"More fun and less stuff!" has been a rally cry of the Center for the New American Dream since its founding in 1997. This consumption-focused organization runs effective long-term campaigns including stopping junk mail, parenting in a commercial culture, green procurement, and says about itself, "The Center for a New American Dream is dedicated to helping support and nurture an American dream that upholds the spirit of the traditional dream—but with a new emphasis on sustainability and a celebration of non-material values. We envision a society that values not just “more” but more of what matters."

Vicki Robin and her partner Joe Dominguez, originally wrote Your Money or Your Life in 1992 to help people "change their lifestyle and transform their relationship with money..." This book has just been re-released in its second edition, and updated "for the 21st century". Vicki made a lasting impression on me many years ago at a workshop when, just prior to her presentation, she asked the group if they liked how she was dressed. Elegant and colourful, she delighted in telling the group that her entire ensemble cost her just over 3 US dollars, due to clever repurposing, thrift shopping and exchange.

Vicki and her work are backed in part by the Simple Living Network, which provides tools and resources for people who are interested in "conscious, simple, healthy and restorative living." This links up with the Voluntary Simplicity movement and leaders such as the author Duane Elgin , who wrote "Voluntary Simplicity: Toward a Way of Life that is Outwardly Simple, Inwardly Rich" in 1998. This as you can imagine is a community which goes way back.

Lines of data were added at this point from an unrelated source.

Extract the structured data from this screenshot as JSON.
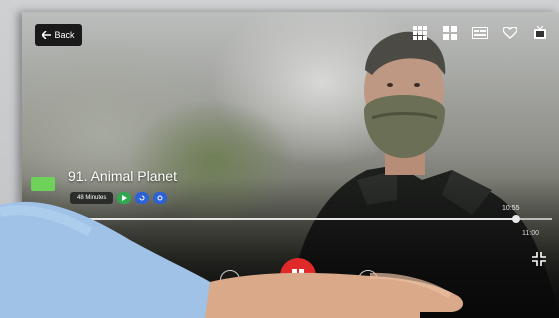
{
  "top_bar": {
    "back_label": "Back",
    "icons": [
      "grid-icon",
      "tiles-icon",
      "guide-icon",
      "heart-icon",
      "tv-icon"
    ]
  },
  "player": {
    "channel_title": "91. Animal Planet",
    "duration_chip": "48 Minutes",
    "time_elapsed": "10:55",
    "time_total": "11:00",
    "progress": 0.93,
    "colors": {
      "play_button": "#e02a2a",
      "chip_green": "#2fa84f",
      "chip_blue": "#2d62d6",
      "channel_logo": "#6dd15a"
    }
  }
}
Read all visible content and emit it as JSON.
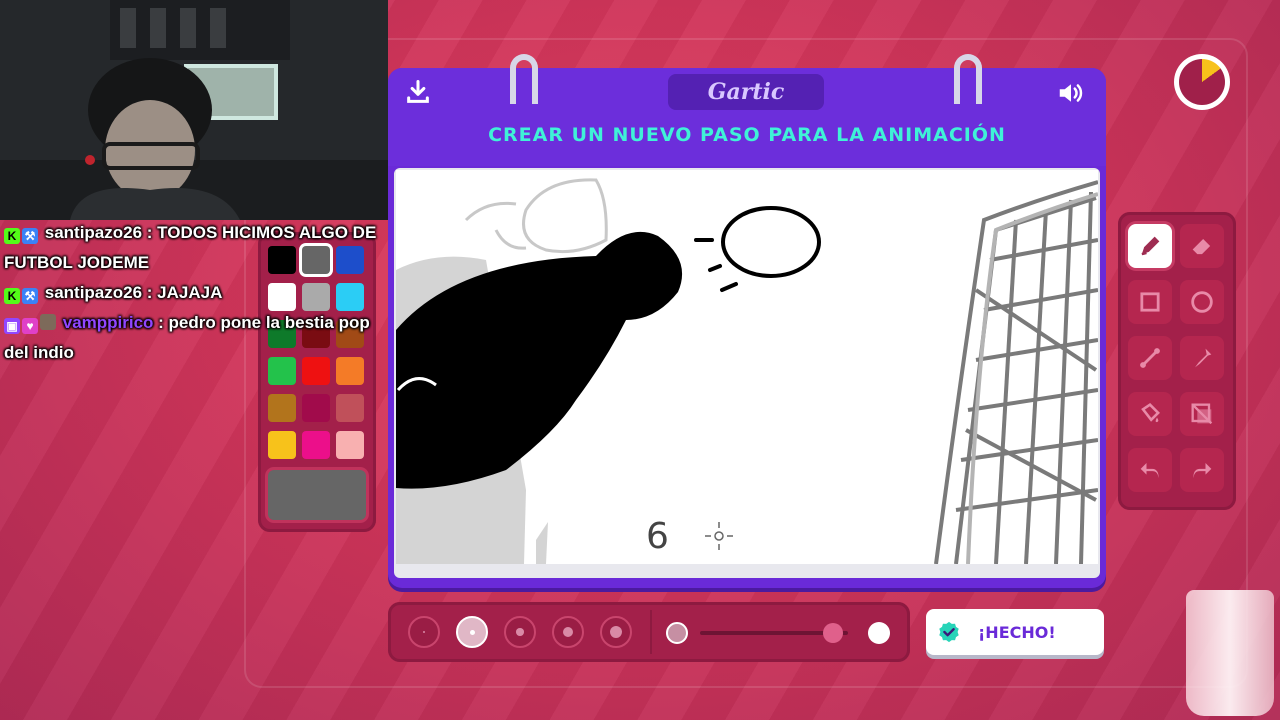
{
  "game": {
    "logo": "Gartic",
    "title": "CREAR UN NUEVO PASO PARA LA ANIMACIÓN",
    "done_label": "¡HECHO!",
    "canvas_number": "6"
  },
  "chat": {
    "messages": [
      {
        "user": "santipazo26",
        "sep": " : ",
        "text": "TODOS HICIMOS ALGO DE FUTBOL JODEME",
        "badges": [
          "kick-badge",
          "pickaxe-badge"
        ]
      },
      {
        "user": "santipazo26",
        "sep": " : ",
        "text": "JAJAJA",
        "badges": [
          "kick-badge",
          "pickaxe-badge"
        ]
      },
      {
        "user": "vamppirico",
        "sep": " : ",
        "text": "pedro pone la bestia pop del indio",
        "badges": [
          "twitch-badge",
          "heart-badge",
          "avatar-badge"
        ]
      }
    ]
  },
  "palette": {
    "colors": [
      "#000000",
      "#666666",
      "#1d4ecb",
      "#ffffff",
      "#aaaaaa",
      "#2bcdf5",
      "#0e7a2a",
      "#7a0c12",
      "#a14a16",
      "#23c24b",
      "#ee1111",
      "#f47b27",
      "#b2741c",
      "#a10b4b",
      "#c0505a",
      "#f7c21b",
      "#ec0f8a",
      "#f8b0b0"
    ],
    "selected_index": 1,
    "current_color": "#666666"
  },
  "tools": [
    "pencil-tool",
    "eraser-tool",
    "rectangle-tool",
    "circle-tool",
    "line-tool",
    "eyedropper-tool",
    "fill-tool",
    "layer-tool",
    "undo-tool",
    "redo-tool"
  ],
  "active_tool": "pencil-tool",
  "brush": {
    "selected_size_index": 1,
    "opacity": 0.9
  },
  "timer": {
    "remaining_fraction": 0.15
  }
}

For many people today, these are ideas whose time has come. They now fit together more comfortably with the Ebay culture, which is ultimately about repurposing and recycling. And thankfully as people dive further into this there are great resources available, which the people and institutions mentioned here, and many others, have been working to produce and refine for well over a decade. After all, it was in the 1990s that the term "Affluenza" was coined, with its definition including "...the bloated, sluggish and unfulfilled feeling that results from efforts to keep up with the Joneses," and "...an unsustainable addiction to economic growth." There are serious messages and there is also humour involved - listen to Stockholm-based sustainability practitioner and writer Alan AtKisson sing his 1997 song, "Whole Lotta Shoppin' Goin' On."

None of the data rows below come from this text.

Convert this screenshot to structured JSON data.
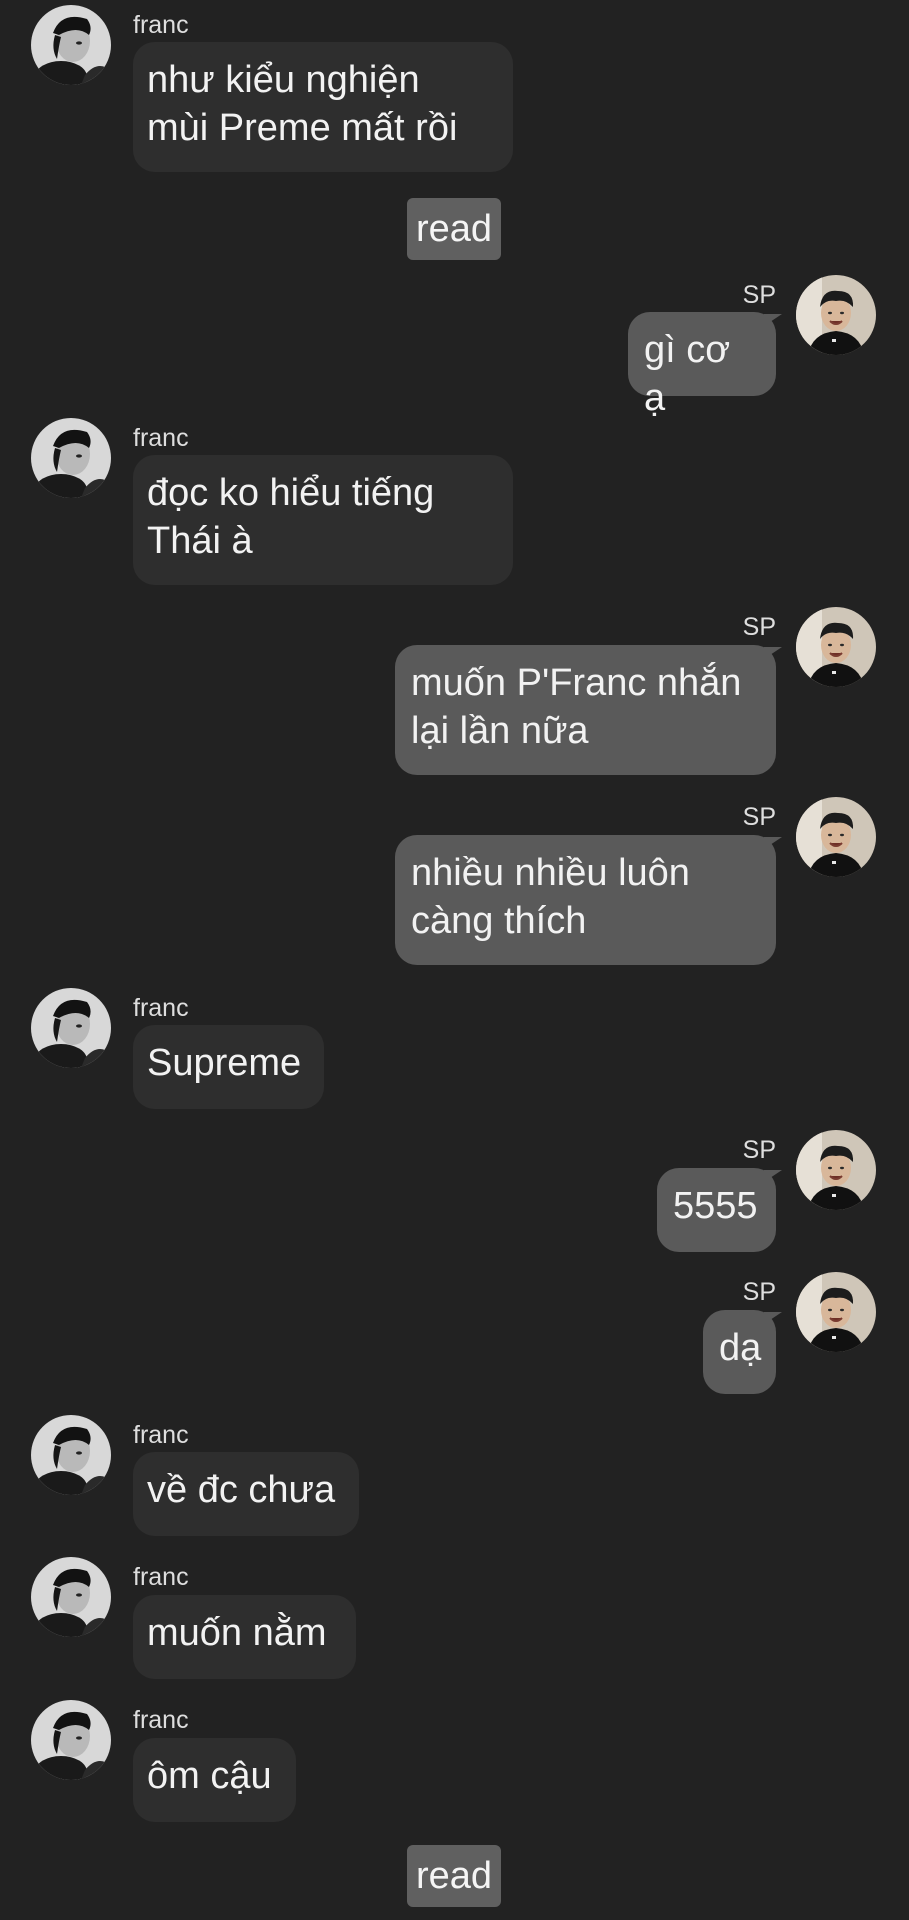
{
  "chat": {
    "participants": {
      "left_name": "franc",
      "right_name": "SP"
    },
    "messages": [
      {
        "sender": "franc",
        "text": "như kiểu nghiện\nmùi Preme mất rồi"
      },
      {
        "sender": "SP",
        "text": "gì cơ ạ"
      },
      {
        "sender": "franc",
        "text": "đọc ko hiểu tiếng\nThái à"
      },
      {
        "sender": "SP",
        "text": "muốn P'Franc nhắn\nlại lần nữa"
      },
      {
        "sender": "SP",
        "text": "nhiều nhiều luôn\ncàng thích"
      },
      {
        "sender": "franc",
        "text": "Supreme"
      },
      {
        "sender": "SP",
        "text": "5555"
      },
      {
        "sender": "SP",
        "text": "dạ"
      },
      {
        "sender": "franc",
        "text": "về đc chưa"
      },
      {
        "sender": "franc",
        "text": "muốn nằm"
      },
      {
        "sender": "franc",
        "text": "ôm cậu"
      }
    ],
    "read_receipts": [
      "read",
      "read"
    ]
  },
  "colors": {
    "background": "#222222",
    "incoming_bubble": "#2e2e2e",
    "outgoing_bubble": "#5a5a5a",
    "read_badge": "#606060"
  },
  "icons": {
    "left_avatar": "avatar-franc-icon",
    "right_avatar": "avatar-sp-icon"
  }
}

And I think we need to be very careful about messaging. Leisure activities, more quality time spent with families, more consciousness, simplicity, back to basics - all of these things do resonate increasingly with the wider society in this time of economic turmoil. For the last 10 years or so, however, the sustainable development community has dealt with reactions of unpalatability (is that a word?) to their messages, with sustainable development perceived as being about giving up things, or loss of a certain lifestyle. Maybe when the words recession, or depression, are tossed about in the media, doing with less seems more plausible, although I think that most people hope it is a short term thing. I am not sure these changes can afford to be short term, so maybe now is the time to aggressively promote those options, or aspects of these options, that add things of value to people's lives.

The current financial situation has created a global dialogue around alternatives to economic growth but it has not taken away that very human desire for betterment and progress. Maybe developing more internal, individual metrics of development will help, and learning something new - whether the motivation is re-skilling for a career change, investing in management abilities that keep your team flexible and highly productive, seriously introducing DIY beyond the odd paintjob, or deciding to plant your vegetable patch entirely from seeds (not as easy as it sounds), learning may be both a good option, have good results, and be a good message for many.